It was during 1866 that Father Woods was recalled to Adelaide by Bishop Sheil to take up the posts of Director General of Catholic Education, Chairman of the Board, Inspector of Schools, Chaplain and private secretary to the Bishop. During this time he planned and established many schools in Adelaide and country towns which catered mainly for poor Catholic children. He was also instrumental in the building of churches at Penola, Robe and Mount Gambier. By this time his successes had been noticed in the other colonies and in 1870 Bishop Quin of Bathurst invited him to do missionary work in the eastern colonies. Before leaving he found time to open the new St Vincent de Paul Church at Port Wakefield and preach a sermon on the evening of its opening.
For more than ten years Woods travelled and preached, started schools and was kept intensely busy with the work of the Sisters of St Joseph and that of the Brothers of the Sacred Heart.
Although extremely busy and on the road for days on end, often sleeping under the stars or the tarpaulin of his dray and his saddle as pillow, he still found time to observe nature and carry out his scientific, particularly geological, investigations and writings. His first article on the Mount Gambier Volcano was published in the Adelaide Register on 1 October 1857. A month later he delivered his paper 'Observations on Metamorphic Rocks in South Australia' in Melbourne which was printed in 1858. His last article about 'A volcano in Japan' was printed in the Melbourne Argus of 21 January 1889. When he died on 7 October 1889, he had written several books, more than two hundred scientific papers and delivered numerous lectures, including one in Robe about his ten years experiences in the bush.

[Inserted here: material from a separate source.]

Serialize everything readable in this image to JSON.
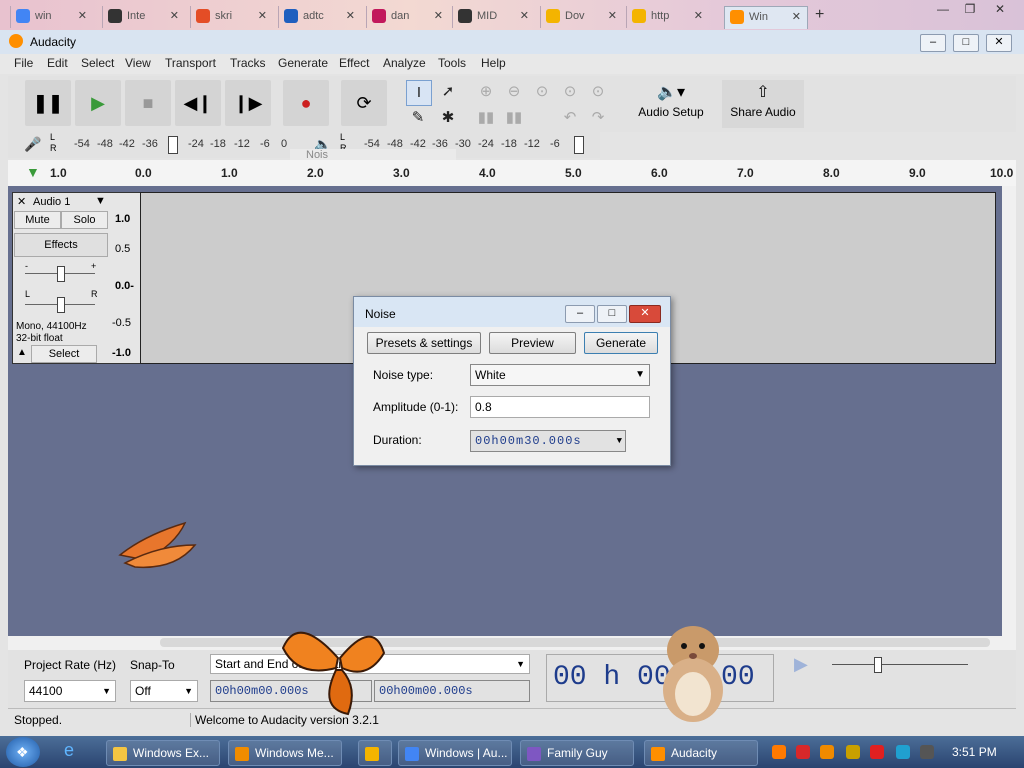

It were not only volcanoes he wrote about. After a visit to the Victoria River District in the Northern Territory he wrote about his experiences in the Sydney Morning Herald. His subjects were many and varied. Many were concerned with the geology of South Australia, Victoria and Tasmania. He wrote about fossils, glaciation, shells, corals and fungi. He reported on the goldfields of South Australia and Queensland as well as on coal and the geography of Borneo, Java, Malaysia and Japan. He even wrote a 'History of the Discovery and Exploration of Australia', which was published in 1865.
During 1883 he visited Singapore, Malacca, Japan, China, Java and Siam. As he had looked for and reported on the minerals in some of the Dutch colonies, the King of Holland awarded him a gold medal for his scientific efforts. England, which also had several colonies, besides Australia, asked him to investigate the occurrance of coal in some of its territories. On his return to Australia he thoroughly explored the mineral districts of the Northern Territory. In 1885 Woods stated that the Peninsula of Arnhem Land would one day become one of the greatest mining centres in Australia. He died relatively young, just a few weeks short of fifty-seven and was buried at Waverly Cemetery, Sydney.
During his life he was bestowed many honours. Among them were a Fellow of the Geological Society of London, an Honorary Member of the Royal Society of New South Wales, Tasmania and South Australia. He was also an Honorary Member Straits Branch of the Royal Asiatic Society, Royal Geographical Society of Queensland and New South Wales and the New Zealand Institute.